The CIO's data dilemma: The paradox of plenty?

Classical data strategies have focused on "what the data looks like" and can it provide "answers." Newer approaches provide the ability to move beyond that to "how can I use what I have" and can it provide "directions."

head scratcher strategy thinking
Thinkstock

"Data, Data, everywhere, Nor any information to think"

-Paraphrasing Samuel Taylor Coleridge's famous lines from the Rime of the Ancient Mariner.

Often at time it does feel like we are in a "paradox of plenty" kind of situation, somewhat akin to a resource curse where historic corporations with an abundance of data are finding themselves losing the race of market competitiveness to newer players who have much less data.  

Why?

My initial thoughts were that till recently the focus of most corporations had been on mining their "historical" data.

However, with the world of today generating a steady and ever-growing stream of "real-time" or "near real-time" data, corporations need to wake up to the new reality that much of their historical data is not as relevant or valuable as they think it is.

In the absence of real-time data, historical data is often used as a proxy to make some predictions. But with real-time data being available now, that proxy is no longer needed or is no longer as relevant.

This has a big benefit – corporations that feel that they had fallen behind in the race to mine historical data do not necessarily need to play catch-up. They can make up for the lost opportunity by creating a framework to leverage real-time data streams.

Essentially, corporations can leapfrog and catch up with or even move beyond other players without getting caught up in what I'll call the legacy data trap – ditch it, since most of it may not be as relevant as you think. Food for thought?

What does the Data Doc think?

I bounced this idea off Tom Redman, "the Data Doc." He was skeptical. While, he agrees that companies need to wake up, he had two reasons for his skepticism.  

First, real-time and historical data support different sorts of analyses and opportunities. He did not see one as a surrogate for the other.

Second, the biggest "gap" is the ability to analyze data and sort out what to do with those analyses. Real-time data does not address that gap.

Tom made some great points.

My response

Till now most of the energy and resources of corporations were devoted to "historical" data, since the capabilities to harness real-time or near real-time data did not exist. Now suddenly there has been an explosion in both the volume of the real-time data as well as the tools to manage it.

As a result, there will be a shift of attention and resources from historical to real-time since both attention and resources are fixed and limited. Also, for many areas, an effective handle on real-time data is all that may be needed.

For example, we drive on the roads just using real-time data presented on the dashboard (speed, rpm, engine temperature) with no need of any historical data to meet the immediate need of going from point A to point B.

What do you think?

This could be an interesting survey question to ask CIOs and CDOs:

Of your total data management spend how much will you allocate to mining historical data vs. managing real-time data and why?

This may offer some interesting insights on how this entire area is evolving.

What implications does all this have on data strategy?

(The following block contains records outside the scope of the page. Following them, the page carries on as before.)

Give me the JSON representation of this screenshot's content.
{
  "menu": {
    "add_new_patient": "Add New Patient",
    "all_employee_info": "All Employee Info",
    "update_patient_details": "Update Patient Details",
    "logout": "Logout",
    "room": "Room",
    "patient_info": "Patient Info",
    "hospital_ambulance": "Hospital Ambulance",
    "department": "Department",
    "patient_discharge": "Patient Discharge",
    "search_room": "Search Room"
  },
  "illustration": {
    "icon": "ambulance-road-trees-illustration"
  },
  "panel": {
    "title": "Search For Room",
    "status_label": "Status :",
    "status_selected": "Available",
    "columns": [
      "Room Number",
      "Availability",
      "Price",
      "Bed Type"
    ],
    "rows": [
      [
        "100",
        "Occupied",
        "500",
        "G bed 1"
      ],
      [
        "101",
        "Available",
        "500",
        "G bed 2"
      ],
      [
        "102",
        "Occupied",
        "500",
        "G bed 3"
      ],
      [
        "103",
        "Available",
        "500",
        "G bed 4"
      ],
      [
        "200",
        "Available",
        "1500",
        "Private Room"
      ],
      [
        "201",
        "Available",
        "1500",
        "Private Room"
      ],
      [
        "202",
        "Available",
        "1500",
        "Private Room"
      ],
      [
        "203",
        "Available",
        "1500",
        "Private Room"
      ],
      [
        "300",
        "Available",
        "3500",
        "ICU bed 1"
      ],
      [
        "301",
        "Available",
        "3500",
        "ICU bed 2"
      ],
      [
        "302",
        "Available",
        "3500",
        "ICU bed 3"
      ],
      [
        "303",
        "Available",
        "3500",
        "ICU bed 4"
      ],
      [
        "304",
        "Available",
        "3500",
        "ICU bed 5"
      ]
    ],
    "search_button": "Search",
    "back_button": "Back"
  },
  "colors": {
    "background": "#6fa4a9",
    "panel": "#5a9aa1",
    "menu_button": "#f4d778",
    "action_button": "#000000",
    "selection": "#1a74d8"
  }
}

  • Exact vs. Roughly Right: For historical data, the emphasis on getting all data in the right formats, with right definitions and in common data stores, needs to go. Such an approach has led to the mental and execution block that no meaningful insights are possible till considerable time and resources are spent on getting it all "right."
  • Consolidation vs. Federation: Approaches where data is pulled from various data sources into a single repository need to be replaced by approaches where data stays in its parent repositories but gets "pulled" as needed. A federated data application framework? IBM Watson Discovery Service  does something like that but seems like it does it only for unstructured data. Fraxses seems to do it for both structured and unstructured data. With the kind of capabilities available now, physically moving data into a distinct data store (lake) may not be required. The lake may be virtual. This may be a quicker approach too.
  • Internal vs. External: In most corporations, data strategies have been inward looking. That is, they have focused on internal data. In today's world, any meaningful data strategy has to focus on internal as well as external data. How can you combine internally available data with publicly available or acquired external data to deliver business focused insights is a question the strategy needs to answer.
  • Defense vs. Offense: Data strategy should enable support of both "exact" reporting (e.g., for finance and accounting purposes) as well as "directional" reporting (e.g., for strategy and business development purposes). Till now the focus has been on exact, which has meant all available data has not been effectively utilized. There is always a significant amount of data which is not "exact" but can still provide meaningful insights when weighted appropriately (e.g., Watson when playing Jeopardy did not come up with just one correct answer but several with appropriate weights). A recent Harvard Business Review article, "What's your data strategy?" described it as defense vs. offense: Companies make considered trade-offs between defensive and offensive uses of data and between control and flexibility in its use. Leandro DalleMule and Thomas H. Davenport summed it up well in that article:
There is no avoiding the implications: Companies that have not yet built a data strategy and a strong data-management function need to catch up very fast or start planning for their exit.

This article is published as part of the IDG Contributor Network. Want to Join?

SUBSCRIBE! Get the best of CIO delivered to your email inbox.